Project Description: The expected major outcomes of this project include: 1) the hiring of one Graduate Student Researcher who will do his dissertation on gases trapped in the ice of Taylor Glacier, Antarctica over the next four years; 2) purchase of an ice core drill for $348,800 from a vendor located in Madison, WI (Ice Drilling Design and Operations, University of Wisconsin); and 3) scientific knowledge concerning the mechanism of past abrupt changes in Earth's climate, that may inform policy decisions No binding deliverables are committed to, as this is a research grant, but expected deliverables include two scientific publications, three presentations of results at scientific meetings such as the American Geophysical Union, and samples of scientific materials for further analysis (ancient air and ice that will be stored at the Scripps Institution of Oceanography). A chronology of the ice exposed in Taylor Glacier will be provided, for use by other researchers needing large samples of ancient ice that cannot be acquired from a conventional ice core. The scope of the project is broadly an effort to understand the changes in the atmosphere and climate in the past, with implications for future climate and sea level in a warming world.
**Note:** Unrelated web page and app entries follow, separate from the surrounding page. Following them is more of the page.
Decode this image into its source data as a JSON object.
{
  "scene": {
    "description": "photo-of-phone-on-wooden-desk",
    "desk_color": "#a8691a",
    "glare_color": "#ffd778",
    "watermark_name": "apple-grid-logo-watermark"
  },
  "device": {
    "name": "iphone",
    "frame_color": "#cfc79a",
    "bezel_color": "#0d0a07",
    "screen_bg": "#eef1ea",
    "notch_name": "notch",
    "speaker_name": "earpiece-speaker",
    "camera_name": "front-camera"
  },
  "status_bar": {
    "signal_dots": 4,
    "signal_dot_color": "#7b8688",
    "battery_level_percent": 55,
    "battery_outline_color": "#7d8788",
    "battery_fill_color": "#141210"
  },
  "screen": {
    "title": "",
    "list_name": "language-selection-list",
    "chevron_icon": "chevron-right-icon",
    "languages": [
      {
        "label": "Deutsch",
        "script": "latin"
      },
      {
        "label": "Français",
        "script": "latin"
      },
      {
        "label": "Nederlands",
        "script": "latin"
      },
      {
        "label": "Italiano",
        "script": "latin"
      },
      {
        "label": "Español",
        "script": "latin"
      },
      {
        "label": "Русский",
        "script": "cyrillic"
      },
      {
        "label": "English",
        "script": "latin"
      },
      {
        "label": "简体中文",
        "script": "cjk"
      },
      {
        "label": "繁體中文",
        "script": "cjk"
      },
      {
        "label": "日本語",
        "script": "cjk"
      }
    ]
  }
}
Jobs Summary: Professor – PI to oversee all aspects of project which includes oversight of design and construction of wide-diameter (10 ) ice core drill to ensure it meets scientific specifications. Staff Research Assocate – technician who runs laboratory, will curate the samples from Taylor Glacier, assist graduate student in performing gas analyses. Graduate Student – work with Professor on project, perform gas analyses, co-author scientific publications. (Total jobs reported: 1)
Project Status: Less Than 50% Completed
This award's data was last updated on Jun. 19, 2009. Help expand these official descriptions using the wiki below.